- Mint (Intuit): So I quite honestly just downloaded this app, but it has immediately changed the way I view saving money and being financially aware. Mint is an app that lets you sync everything: checking/savings accounts, credit cards, student loans, and puts it all in one place. It calculates your net worth (mine is embarrassing ATM), gives you a free estimate of your credit score (doesn’t hurt your credit to see the estimate), tracks and categorizes your spending (and alerts you if you go over your budget), and allows you to set goals for saving money. I have set up an emergency fund that I am hoping to grow before I graduate. Oh, and the app is free.
- Credit Card: BUILDING YOUR CREDIT IS SO IMPORTANT!!! So many of my friends don’t have credit cards and I am constantly telling them they need to get one. Credit is built over time and can’t be done overnight. Don’t be denied the apartment of your dreams because you don’t have any credit! Over the summer I got a credit card through Bank of America and it was SUCH a painless process. I really think more people need to understand how much your credit matters for everything. Just get one and use it for gas and Chipotle every month, then pay it off on time. Easy-peasy.
- Winter break job: Union boasts a three-term schedule, meaning we get a six-week winter break to sit on our parent’s couches and pet our dogs. If you aren’t going on a Mini-term abroad over break, get a job or internship! I know it is not always easy to find someone to hire you for such a short period of time, but with some dedication to searching job listings, you’re bound to find something. Lots of stores hire seasonal and temporary workers. You’ll want to earn money over break because the holidays are always so horribly expensive. I use Indeed.com as well as Union’s HireU website to search for internships and jobs.

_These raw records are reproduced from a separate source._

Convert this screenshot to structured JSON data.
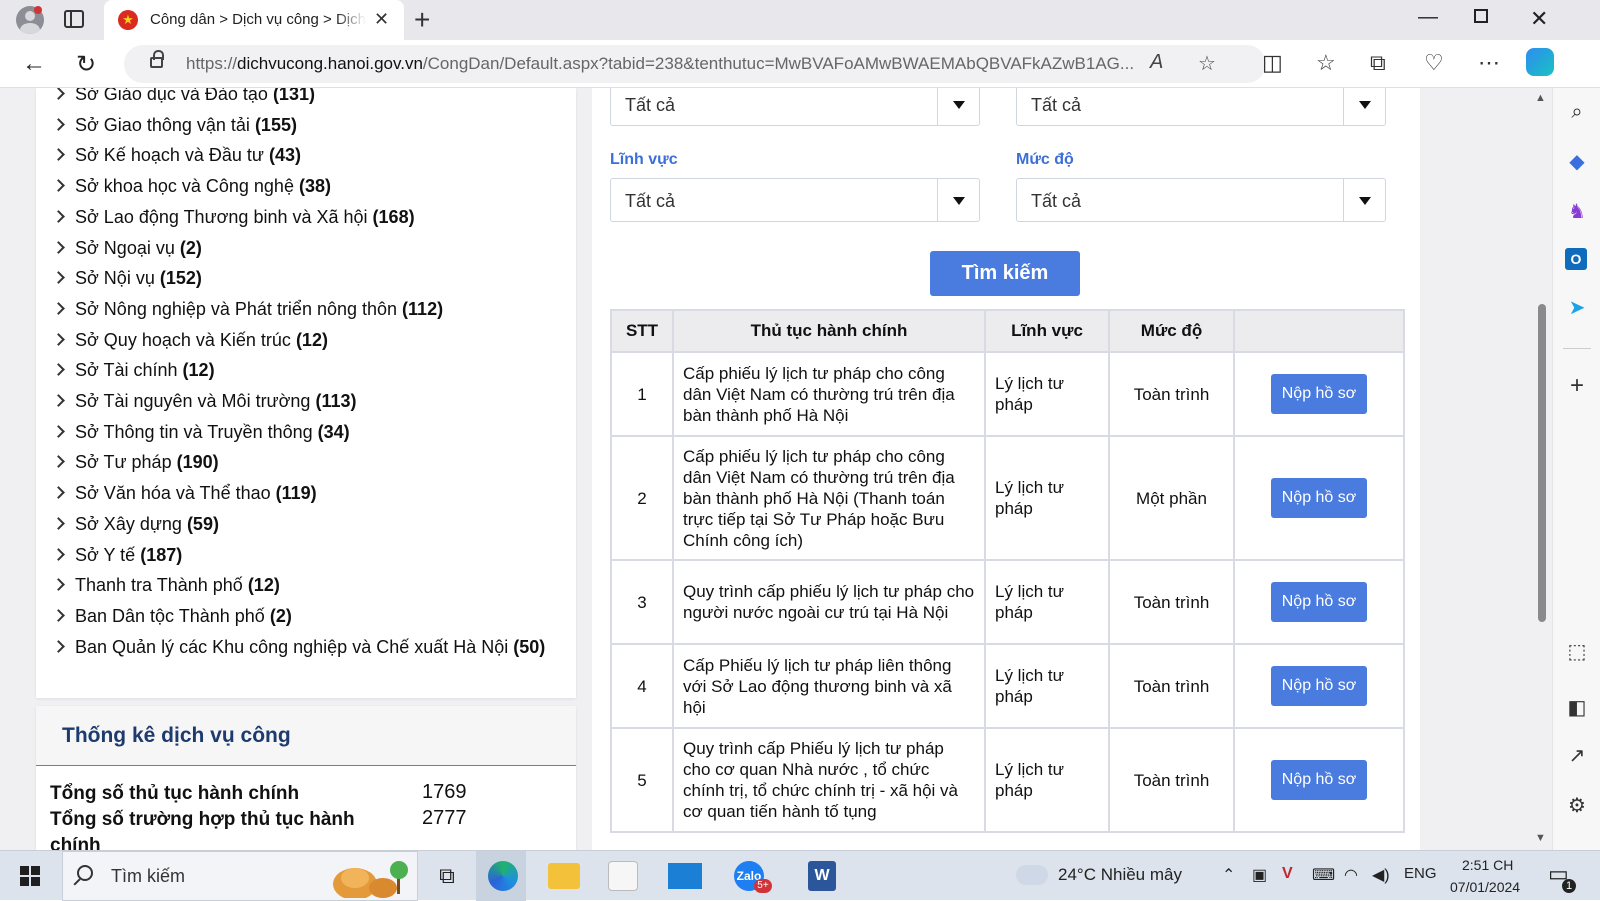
{
  "browser": {
    "tab_title": "Công dân > Dịch vụ công > Dịch vụ công",
    "url_prefix": "https://",
    "url_host": "dichvucong.hanoi.gov.vn",
    "url_path": "/CongDan/Default.aspx?tabid=238&tenthutuc=MwBVAFoAMwBWAEMAbQBVAFkAZwB1AG..."
  },
  "agencies": [
    {
      "name": "Sở Giáo dục và Đào tạo",
      "count": "(131)"
    },
    {
      "name": "Sở Giao thông vận tải",
      "count": "(155)"
    },
    {
      "name": "Sở Kế hoạch và Đầu tư",
      "count": "(43)"
    },
    {
      "name": "Sở khoa học và Công nghệ",
      "count": "(38)"
    },
    {
      "name": "Sở Lao động Thương binh và Xã hội",
      "count": "(168)"
    },
    {
      "name": "Sở Ngoại vụ",
      "count": "(2)"
    },
    {
      "name": "Sở Nội vụ",
      "count": "(152)"
    },
    {
      "name": "Sở Nông nghiệp và Phát triển nông thôn",
      "count": "(112)"
    },
    {
      "name": "Sở Quy hoạch và Kiến trúc",
      "count": "(12)"
    },
    {
      "name": "Sở Tài chính",
      "count": "(12)"
    },
    {
      "name": "Sở Tài nguyên và Môi trường",
      "count": "(113)"
    },
    {
      "name": "Sở Thông tin và Truyền thông",
      "count": "(34)"
    },
    {
      "name": "Sở Tư pháp",
      "count": "(190)"
    },
    {
      "name": "Sở Văn hóa và Thể thao",
      "count": "(119)"
    },
    {
      "name": "Sở Xây dựng",
      "count": "(59)"
    },
    {
      "name": "Sở Y tế",
      "count": "(187)"
    },
    {
      "name": "Thanh tra Thành phố",
      "count": "(12)"
    },
    {
      "name": "Ban Dân tộc Thành phố",
      "count": "(2)"
    },
    {
      "name": "Ban Quản lý các Khu công nghiệp và Chế xuất Hà Nội",
      "count": "(50)"
    }
  ],
  "stats": {
    "title": "Thống kê dịch vụ công",
    "rows": [
      {
        "label": "Tổng số thủ tục hành chính",
        "value": "1769"
      },
      {
        "label": "Tổng số trường hợp thủ tục hành chính",
        "value": "2777"
      }
    ]
  },
  "filters": {
    "select_top_left": "Tất cả",
    "select_top_right": "Tất cả",
    "field_label": "Lĩnh vực",
    "field_value": "Tất cả",
    "level_label": "Mức độ",
    "level_value": "Tất cả",
    "search_button": "Tìm kiếm"
  },
  "table": {
    "headers": [
      "STT",
      "Thủ tục hành chính",
      "Lĩnh vực",
      "Mức độ",
      ""
    ],
    "rows": [
      {
        "stt": "1",
        "name": "Cấp phiếu lý lịch tư pháp cho công dân Việt Nam có thường trú trên địa bàn thành phố Hà Nội",
        "field": "Lý lịch tư pháp",
        "level": "Toàn trình",
        "action": "Nộp hồ sơ"
      },
      {
        "stt": "2",
        "name": "Cấp phiếu lý lịch tư pháp cho công dân Việt Nam có thường trú trên địa bàn thành phố Hà Nội (Thanh toán trực tiếp tại Sở Tư Pháp hoặc Bưu Chính công ích)",
        "field": "Lý lịch tư pháp",
        "level": "Một phần",
        "action": "Nộp hồ sơ"
      },
      {
        "stt": "3",
        "name": "Quy trình cấp phiếu lý lịch tư pháp cho người nước ngoài cư trú tại Hà Nội",
        "field": "Lý lịch tư pháp",
        "level": "Toàn trình",
        "action": "Nộp hồ sơ"
      },
      {
        "stt": "4",
        "name": "Cấp Phiếu lý lịch tư pháp liên thông với Sở Lao động thương binh và xã hội",
        "field": "Lý lịch tư pháp",
        "level": "Toàn trình",
        "action": "Nộp hồ sơ"
      },
      {
        "stt": "5",
        "name": "Quy trình cấp Phiếu lý lịch tư pháp cho cơ quan Nhà nước , tổ chức chính trị, tổ chức chính trị - xã hội và cơ quan tiến hành tố tụng",
        "field": "Lý lịch tư pháp",
        "level": "Toàn trình",
        "action": "Nộp hồ sơ"
      }
    ]
  },
  "taskbar": {
    "search_placeholder": "Tìm kiếm",
    "weather": "24°C  Nhiều mây",
    "language": "ENG",
    "time": "2:51 CH",
    "date": "07/01/2024",
    "zalo_badge": "5+",
    "notification_count": "1"
  }
}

- Check prices before you buy: Whenever I have to buy anything, whether it’s makeup, groceries, or textbooks, I scour the internet. I check Amazon, eBay, and the brand’s own prices. Then, I search online for promo codes. I also only shop for groceries at places like Price Chopper, where you save money just by having an AdvantEdge card. Now I’m not saying you are going to find anything dirt cheap, but at least you know that you found the best price. It’s good procrastination from studying, and you’ll feel rewarded afterwards.

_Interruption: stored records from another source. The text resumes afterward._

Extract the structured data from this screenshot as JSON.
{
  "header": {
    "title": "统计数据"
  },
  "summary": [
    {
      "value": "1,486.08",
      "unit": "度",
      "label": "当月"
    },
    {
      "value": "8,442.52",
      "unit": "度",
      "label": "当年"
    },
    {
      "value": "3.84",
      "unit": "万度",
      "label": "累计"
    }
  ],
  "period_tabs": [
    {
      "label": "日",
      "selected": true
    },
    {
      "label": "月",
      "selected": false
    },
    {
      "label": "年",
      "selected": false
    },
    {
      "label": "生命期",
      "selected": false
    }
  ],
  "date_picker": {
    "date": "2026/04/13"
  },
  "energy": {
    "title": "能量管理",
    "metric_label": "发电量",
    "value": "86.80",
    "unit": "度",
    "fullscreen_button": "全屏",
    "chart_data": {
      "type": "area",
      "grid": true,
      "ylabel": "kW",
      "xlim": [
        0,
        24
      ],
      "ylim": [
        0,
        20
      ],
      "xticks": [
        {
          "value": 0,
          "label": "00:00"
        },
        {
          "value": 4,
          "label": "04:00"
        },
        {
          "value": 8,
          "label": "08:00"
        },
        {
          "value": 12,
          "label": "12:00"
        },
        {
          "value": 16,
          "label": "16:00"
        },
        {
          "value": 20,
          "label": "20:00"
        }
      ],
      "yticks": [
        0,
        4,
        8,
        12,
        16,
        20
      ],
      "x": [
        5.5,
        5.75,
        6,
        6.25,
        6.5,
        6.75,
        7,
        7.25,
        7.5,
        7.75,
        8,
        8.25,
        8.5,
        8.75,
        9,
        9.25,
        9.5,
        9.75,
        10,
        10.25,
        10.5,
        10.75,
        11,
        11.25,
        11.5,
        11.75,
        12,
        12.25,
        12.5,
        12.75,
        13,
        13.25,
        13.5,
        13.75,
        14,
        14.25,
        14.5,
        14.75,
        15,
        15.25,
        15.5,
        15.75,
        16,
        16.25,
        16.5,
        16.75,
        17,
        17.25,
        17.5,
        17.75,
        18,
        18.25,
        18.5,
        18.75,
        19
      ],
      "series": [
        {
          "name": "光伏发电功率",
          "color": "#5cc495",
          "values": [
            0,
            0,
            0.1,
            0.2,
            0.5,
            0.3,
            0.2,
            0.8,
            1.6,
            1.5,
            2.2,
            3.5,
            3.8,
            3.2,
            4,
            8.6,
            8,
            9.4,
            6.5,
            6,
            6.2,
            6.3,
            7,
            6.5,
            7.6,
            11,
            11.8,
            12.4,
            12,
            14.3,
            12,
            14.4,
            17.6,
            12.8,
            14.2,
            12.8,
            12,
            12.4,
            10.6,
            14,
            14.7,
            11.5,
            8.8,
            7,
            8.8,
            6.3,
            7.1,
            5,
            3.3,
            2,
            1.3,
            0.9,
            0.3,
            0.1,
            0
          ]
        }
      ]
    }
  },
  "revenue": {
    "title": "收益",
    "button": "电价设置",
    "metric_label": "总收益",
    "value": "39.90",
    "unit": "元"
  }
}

- Keep your spare change: You know that you have half a pound of quarters and nickels floating around in your bag/wallet. And if you are anything like me, you just throw all of it in some sort of jar when it gets too heavy. Coins are STILL MONEY. I sometimes forget it too. I have seen people literally vacuum up spare change instead of saving it-that’s ridiculous. Go to your bank and ask for coin rolls, they’ll give them to you free of charge. One roll of quarters is $10, so you can see how easy it is to rack up $30 from the change sitting in your dorm room right now. You can skip the hassle of rolling the coins and bring them to a machine that counts the money for you, but they do take a significant portion of that money (nothing is free). I recommend just taking an hour and counting your change. $30 is like, seven lattes.
Overall, I have taken this year to start taking an active role in my finances and start good habits now, so that I don’t have to worry so much about money (and how to deal with it) down the line. College is the perfect time to work on building a knowledge and understanding of personal finances.